Dying to Lead (Part 1)
Good morning from Nicaragua, otra vez! I have officially returned to Nicaragua after a short trip to The States.
Over the two weeks I was home, I had some great opportunities to visit with friends and family and to reconnect with my work in the U.S. as well as my home church. Additionally, I had a neat opportunity to attend the Catalyst Conference in Atlanta, GA, a leadership conference focused on building up Christ-centered leaders. The theme for this year’s conference was “Make”, as in we were created to make and we are being made into leaders by our Creator. At the conference, they talked a lot about how being made into a leader is a process (more about this in a future post) and how we need to be willing to allow God to grow us. The second part of this, surrendering to God, ironically is something that God has been teaching me a lot about lately. It is amazing to think that God began to put on my heart the need to die to myself a few weeks ago and then put it on the hearts of the people who organized the Catalyst Conference to address that very topic. God is certainly a lot BIGGER than I will ever understand. Through the conference and listening to God, I believe God is telling me the most effective way for me to lead is to lead in such a way that I decrease and others, especially God, increases. So what does that look like? Good question.
I think the first thing to understand is what it means to “die to self”. If I am honest, I am not sure I completely understand what it means and I certainly haven’t over the many years I have been involved in various forms of leadership. The first phrase that comes to mind is, “it’s not about me”. In Philippians 2:3-4, Paul says, “Do nothing out of selfish ambition or vain conceit, but in humility consider others better than yourselves, Each of you should look not only to your own interests, but also to the interests of others” (NIV 1984). I have a good friend who says, “Philippians 2:3, it’s not about me”, which is a great way to remember that truth. I believe understanding this truth is the starting point to understanding how to “die to self”. If we stop here, however, we will only be part of the way there. In addition to realizing that it is “not about me”, we need to be willing to say “it is about someone else”. This idea can also be seen in Philippians 2:3-4 as Paul tells us to “consider others better than ourselves”. One of the greatest examples of this that I have ever seen is John the Baptist in the Bible. In the book of John chapter 3, we can read about the account of John the Baptist’s testimony about Jesus. After being questioned about Jesus and what he thought about the fact that everyone was now going to Christ to be baptized instead of him, John says, “He must become greater; I must become less” (John 3:30, NIV 1984). John wasn’t just saying, “It’s not about me”, he was saying, “It about Him, Jesus”. I believe this was one of John’s greatest acts of leadership as he lived out exactly what he was called to do, point people towards the Messiah.

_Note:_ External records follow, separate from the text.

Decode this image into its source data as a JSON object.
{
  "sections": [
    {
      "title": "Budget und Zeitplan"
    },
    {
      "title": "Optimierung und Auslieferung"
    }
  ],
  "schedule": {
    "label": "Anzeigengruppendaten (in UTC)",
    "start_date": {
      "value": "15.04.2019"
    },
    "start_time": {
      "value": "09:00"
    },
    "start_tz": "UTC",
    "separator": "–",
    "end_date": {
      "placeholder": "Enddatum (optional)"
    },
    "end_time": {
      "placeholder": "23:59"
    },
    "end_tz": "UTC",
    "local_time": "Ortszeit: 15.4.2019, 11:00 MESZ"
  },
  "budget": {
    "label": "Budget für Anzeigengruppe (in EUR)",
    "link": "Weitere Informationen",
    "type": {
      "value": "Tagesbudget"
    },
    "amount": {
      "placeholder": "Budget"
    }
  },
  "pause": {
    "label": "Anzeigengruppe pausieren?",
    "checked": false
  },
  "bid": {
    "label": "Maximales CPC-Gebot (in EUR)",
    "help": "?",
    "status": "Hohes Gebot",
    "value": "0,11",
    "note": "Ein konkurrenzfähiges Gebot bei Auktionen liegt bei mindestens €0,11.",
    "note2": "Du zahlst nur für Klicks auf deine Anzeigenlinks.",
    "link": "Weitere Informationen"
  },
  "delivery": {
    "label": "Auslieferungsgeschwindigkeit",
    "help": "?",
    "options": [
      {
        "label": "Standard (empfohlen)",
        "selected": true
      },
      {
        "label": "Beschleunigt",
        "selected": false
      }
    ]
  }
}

What does this look like in our lives? I believe it means understanding our calling or mission is greater than us. When leading is no longer about our reputation and our personal needs, we are freed up to boldly live out our calling and to do whatever is necessary to fulfill the mission. When we die to ourselves, we can joyfully lift up others and rejoice with them when they see success. We can accomplish far more than we could when making sure that we “get the credit we deserve” was the aim. Dying to ourselves means finding our identity in something greater, God and His calling on our lives, which in the end is far better than trying to prove our value ourselves. As one of the speakers at Catalyst said, we can be a big part of our small story or a small part of God’s infinitely big story. This gets at the essence of dying to ourselves; ultimately, dying to ourselves means putting God and His plan ahead of everything else, no matter what it means. The best of example of this in the history of the world is Jesus Christ, himself. Right before Jesus went to the cross he prayed to the Father, “Father, if you are willing, take this cup from me; yet not my will, but yours be done” (Luke 22:42, NIV 1984). Jesus, who is God in the flesh, chose to die to himself and die on a cross for our sins because he understood that God’s plan of redemption was greater than himself. In taking that step of humility, Jesus kicked off the greatest movement in the history of the world. That’s leadership if I have ever seen it. Might it be time for us to follow suit?
So what does it look like to live that out as a leader on a daily basis? We are going to take a look at that next week. I hope you will join us.
– James Belt